What is being asked >> Take the entries below and give them back exactly. Leave out nothing.

[App and web page records]
_ _ _ _ _

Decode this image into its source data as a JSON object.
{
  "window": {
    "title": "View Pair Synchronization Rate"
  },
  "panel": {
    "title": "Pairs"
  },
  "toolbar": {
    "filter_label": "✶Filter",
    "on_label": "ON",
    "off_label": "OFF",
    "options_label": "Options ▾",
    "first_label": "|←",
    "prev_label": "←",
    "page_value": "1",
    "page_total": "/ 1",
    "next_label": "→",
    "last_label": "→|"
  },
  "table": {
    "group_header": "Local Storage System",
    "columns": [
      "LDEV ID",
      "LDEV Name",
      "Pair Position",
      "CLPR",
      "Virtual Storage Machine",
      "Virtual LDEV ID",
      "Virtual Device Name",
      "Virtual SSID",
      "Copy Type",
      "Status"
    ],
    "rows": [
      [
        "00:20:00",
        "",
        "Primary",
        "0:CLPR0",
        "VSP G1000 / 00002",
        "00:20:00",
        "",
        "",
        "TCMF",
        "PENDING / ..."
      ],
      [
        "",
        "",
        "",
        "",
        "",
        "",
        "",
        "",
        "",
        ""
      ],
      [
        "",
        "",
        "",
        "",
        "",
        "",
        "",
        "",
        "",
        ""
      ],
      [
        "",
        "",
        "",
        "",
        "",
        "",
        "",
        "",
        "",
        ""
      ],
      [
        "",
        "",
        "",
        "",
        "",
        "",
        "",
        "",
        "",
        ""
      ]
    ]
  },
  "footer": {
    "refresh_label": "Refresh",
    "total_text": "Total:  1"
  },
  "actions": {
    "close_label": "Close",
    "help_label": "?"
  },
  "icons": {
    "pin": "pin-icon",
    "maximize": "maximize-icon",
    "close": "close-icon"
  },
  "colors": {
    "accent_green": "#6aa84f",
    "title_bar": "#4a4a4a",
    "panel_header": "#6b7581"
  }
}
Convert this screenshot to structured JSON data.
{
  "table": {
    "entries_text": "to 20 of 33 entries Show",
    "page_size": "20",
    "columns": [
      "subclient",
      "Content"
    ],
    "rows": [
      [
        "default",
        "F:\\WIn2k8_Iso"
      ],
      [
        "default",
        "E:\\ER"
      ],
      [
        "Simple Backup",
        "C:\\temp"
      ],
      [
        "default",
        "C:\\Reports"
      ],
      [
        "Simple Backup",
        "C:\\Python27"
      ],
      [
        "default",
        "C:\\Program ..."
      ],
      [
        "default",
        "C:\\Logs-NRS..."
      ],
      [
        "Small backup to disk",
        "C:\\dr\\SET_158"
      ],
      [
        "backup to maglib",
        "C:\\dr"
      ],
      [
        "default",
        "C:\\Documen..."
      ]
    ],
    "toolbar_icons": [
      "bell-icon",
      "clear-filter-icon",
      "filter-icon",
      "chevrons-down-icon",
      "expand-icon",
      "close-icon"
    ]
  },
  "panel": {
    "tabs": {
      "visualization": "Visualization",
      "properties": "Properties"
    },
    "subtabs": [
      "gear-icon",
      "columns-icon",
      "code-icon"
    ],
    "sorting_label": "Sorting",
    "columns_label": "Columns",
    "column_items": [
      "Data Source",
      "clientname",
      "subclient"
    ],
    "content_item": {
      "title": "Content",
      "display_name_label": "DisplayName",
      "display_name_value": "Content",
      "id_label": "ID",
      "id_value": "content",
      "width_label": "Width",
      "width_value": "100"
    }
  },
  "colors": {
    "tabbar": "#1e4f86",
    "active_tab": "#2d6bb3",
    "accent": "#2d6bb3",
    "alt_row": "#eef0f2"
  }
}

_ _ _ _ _

Solution to this task >>
Decode this image into its source data as a JSON object.
{
  "window": {
    "title": "View Pair Synchronization Rate"
  },
  "panel": {
    "title": "Pairs"
  },
  "toolbar": {
    "filter_label": "✶Filter",
    "on_label": "ON",
    "off_label": "OFF",
    "options_label": "Options ▾",
    "first_label": "|←",
    "prev_label": "←",
    "page_value": "1",
    "page_total": "/ 1",
    "next_label": "→",
    "last_label": "→|"
  },
  "table": {
    "group_header": "Local Storage System",
    "columns": [
      "LDEV ID",
      "LDEV Name",
      "Pair Position",
      "CLPR",
      "Virtual Storage Machine",
      "Virtual LDEV ID",
      "Virtual Device Name",
      "Virtual SSID",
      "Copy Type",
      "Status"
    ],
    "rows": [
      [
        "00:20:00",
        "",
        "Primary",
        "0:CLPR0",
        "VSP G1000 / 00002",
        "00:20:00",
        "",
        "",
        "TCMF",
        "PENDING / ..."
      ],
      [
        "",
        "",
        "",
        "",
        "",
        "",
        "",
        "",
        "",
        ""
      ],
      [
        "",
        "",
        "",
        "",
        "",
        "",
        "",
        "",
        "",
        ""
      ],
      [
        "",
        "",
        "",
        "",
        "",
        "",
        "",
        "",
        "",
        ""
      ],
      [
        "",
        "",
        "",
        "",
        "",
        "",
        "",
        "",
        "",
        ""
      ]
    ]
  },
  "footer": {
    "refresh_label": "Refresh",
    "total_text": "Total:  1"
  },
  "actions": {
    "close_label": "Close",
    "help_label": "?"
  },
  "icons": {
    "pin": "pin-icon",
    "maximize": "maximize-icon",
    "close": "close-icon"
  },
  "colors": {
    "accent_green": "#6aa84f",
    "title_bar": "#4a4a4a",
    "panel_header": "#6b7581"
  }
}
Convert this screenshot to structured JSON data.
{
  "table": {
    "entries_text": "to 20 of 33 entries Show",
    "page_size": "20",
    "columns": [
      "subclient",
      "Content"
    ],
    "rows": [
      [
        "default",
        "F:\\WIn2k8_Iso"
      ],
      [
        "default",
        "E:\\ER"
      ],
      [
        "Simple Backup",
        "C:\\temp"
      ],
      [
        "default",
        "C:\\Reports"
      ],
      [
        "Simple Backup",
        "C:\\Python27"
      ],
      [
        "default",
        "C:\\Program ..."
      ],
      [
        "default",
        "C:\\Logs-NRS..."
      ],
      [
        "Small backup to disk",
        "C:\\dr\\SET_158"
      ],
      [
        "backup to maglib",
        "C:\\dr"
      ],
      [
        "default",
        "C:\\Documen..."
      ]
    ],
    "toolbar_icons": [
      "bell-icon",
      "clear-filter-icon",
      "filter-icon",
      "chevrons-down-icon",
      "expand-icon",
      "close-icon"
    ]
  },
  "panel": {
    "tabs": {
      "visualization": "Visualization",
      "properties": "Properties"
    },
    "subtabs": [
      "gear-icon",
      "columns-icon",
      "code-icon"
    ],
    "sorting_label": "Sorting",
    "columns_label": "Columns",
    "column_items": [
      "Data Source",
      "clientname",
      "subclient"
    ],
    "content_item": {
      "title": "Content",
      "display_name_label": "DisplayName",
      "display_name_value": "Content",
      "id_label": "ID",
      "id_value": "content",
      "width_label": "Width",
      "width_value": "100"
    }
  },
  "colors": {
    "tabbar": "#1e4f86",
    "active_tab": "#2d6bb3",
    "accent": "#2d6bb3",
    "alt_row": "#eef0f2"
  }
}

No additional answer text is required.